There is much work left to be done – and not just all we face these next four weeks. But you know what? Christmas always comes whether we get it all done – perfectly – or not.
Will the kingdom come in a similar inevitable way? What will we have done to hasten its coming? Will we recognize it when it comes? Who are we? Which farmer in the field? Which woman grinding meal? Will we go about our pre-Christmas tasks, marking out our time, and forget about the Advent stories of God’s time?
Or, maybe, can we overlay these two arcs of time, taking good care of the tasks that will make for a special holiday season and staying awake for the signs of the kingdom – of God’s time – breaking into our time?
Because it is not that we shouldn’t enjoy the hustle and bustle of the secular season of “X-number of days until Christmas” – even though some preachers are known to guilt us into thinking it is less-than-Christian to fall for this month’s commercialism. Last year about this time, J. Mary Luti, a United Church of Christ pastor and a wonderful woman I’ve known since my seminary days, wrote in her blog that she was “simply getting tired of listening to sermons in Advent that draw a sharp line between the bad world of getting and spending which barely acknowledges or even notices the reason for the season, and another good world in which none of that goes on and into which Jesus is born properly, cleanly, to the sound of angels singing, not cash registers ringing.”
That second world, she said, doesn’t exist. We only have one world – this world we live in, the one in which God finds us and loves us because of our longing for something beyond ourselves. Jesus never asked us not to be human, Mary pointed out. Jesus became human and came into the chaos of our world to show us how to navigate our way through it using love and compassion as our touchstones.
Advent is a time of waiting and watching. Ann Weems has written a poem entitled “The Coming of God” – may these words inspire our Advent observance:
Our God is the One who comes to us
In a burning bush, in an angel’s song, in a newborn child.
Our God is the One who cannot be found
Locked in the church, not even in the sanctuary.
Our God will be where God will be
With no constraints, no predictability.
Our God lives where our God lives.
And destruction has no power
and even death cannot stop the living.
Our God will be born where God will be born,
But there is no place to look for the One who comes to us.
When God is ready
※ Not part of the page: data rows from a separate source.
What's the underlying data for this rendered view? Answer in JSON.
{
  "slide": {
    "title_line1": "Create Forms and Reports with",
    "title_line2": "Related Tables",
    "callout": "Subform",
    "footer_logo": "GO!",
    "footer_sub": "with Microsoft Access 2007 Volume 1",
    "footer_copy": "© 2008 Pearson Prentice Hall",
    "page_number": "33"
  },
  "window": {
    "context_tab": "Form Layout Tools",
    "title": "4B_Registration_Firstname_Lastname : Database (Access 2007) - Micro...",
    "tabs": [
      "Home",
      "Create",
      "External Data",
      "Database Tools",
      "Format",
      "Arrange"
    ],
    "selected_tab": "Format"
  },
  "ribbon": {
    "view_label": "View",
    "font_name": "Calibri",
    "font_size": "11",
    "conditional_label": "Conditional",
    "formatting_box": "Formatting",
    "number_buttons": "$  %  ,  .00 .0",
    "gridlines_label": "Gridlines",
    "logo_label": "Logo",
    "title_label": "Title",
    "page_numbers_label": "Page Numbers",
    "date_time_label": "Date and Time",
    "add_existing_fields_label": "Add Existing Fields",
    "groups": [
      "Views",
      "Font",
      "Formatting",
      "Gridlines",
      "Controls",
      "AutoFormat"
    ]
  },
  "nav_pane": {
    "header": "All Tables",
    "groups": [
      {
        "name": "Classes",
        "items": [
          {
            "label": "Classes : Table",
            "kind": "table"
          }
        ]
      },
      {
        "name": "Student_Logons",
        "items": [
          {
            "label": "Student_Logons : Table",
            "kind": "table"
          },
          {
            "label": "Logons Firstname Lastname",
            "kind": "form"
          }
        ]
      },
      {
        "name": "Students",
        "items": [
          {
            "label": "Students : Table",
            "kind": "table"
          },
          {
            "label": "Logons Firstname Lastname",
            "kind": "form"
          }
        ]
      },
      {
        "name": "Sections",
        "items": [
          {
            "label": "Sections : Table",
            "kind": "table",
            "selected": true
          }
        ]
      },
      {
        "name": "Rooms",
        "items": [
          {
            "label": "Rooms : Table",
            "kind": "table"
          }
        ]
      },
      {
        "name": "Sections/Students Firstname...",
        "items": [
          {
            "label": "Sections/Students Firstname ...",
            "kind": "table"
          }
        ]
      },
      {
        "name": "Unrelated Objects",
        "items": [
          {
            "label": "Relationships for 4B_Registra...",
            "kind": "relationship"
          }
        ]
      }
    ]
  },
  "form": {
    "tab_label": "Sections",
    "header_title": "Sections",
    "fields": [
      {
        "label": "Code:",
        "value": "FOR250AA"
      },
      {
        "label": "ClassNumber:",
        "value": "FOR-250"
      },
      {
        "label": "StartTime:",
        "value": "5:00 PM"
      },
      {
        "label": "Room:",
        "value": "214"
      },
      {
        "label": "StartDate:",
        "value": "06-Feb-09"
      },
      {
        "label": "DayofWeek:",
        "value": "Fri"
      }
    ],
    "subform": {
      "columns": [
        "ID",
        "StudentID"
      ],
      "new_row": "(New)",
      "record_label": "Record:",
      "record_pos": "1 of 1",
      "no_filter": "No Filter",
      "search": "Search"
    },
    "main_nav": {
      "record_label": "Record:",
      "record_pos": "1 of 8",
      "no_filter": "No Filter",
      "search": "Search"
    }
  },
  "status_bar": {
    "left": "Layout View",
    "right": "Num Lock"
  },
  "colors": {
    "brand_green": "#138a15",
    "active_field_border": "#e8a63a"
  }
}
God will come even to a godforsaken place, like a stable in Bethlehem.
Watch….for you know not when God comes.
Watch, that you might be found whenever….wherever…God comes.
So may it be for each of us. Amen.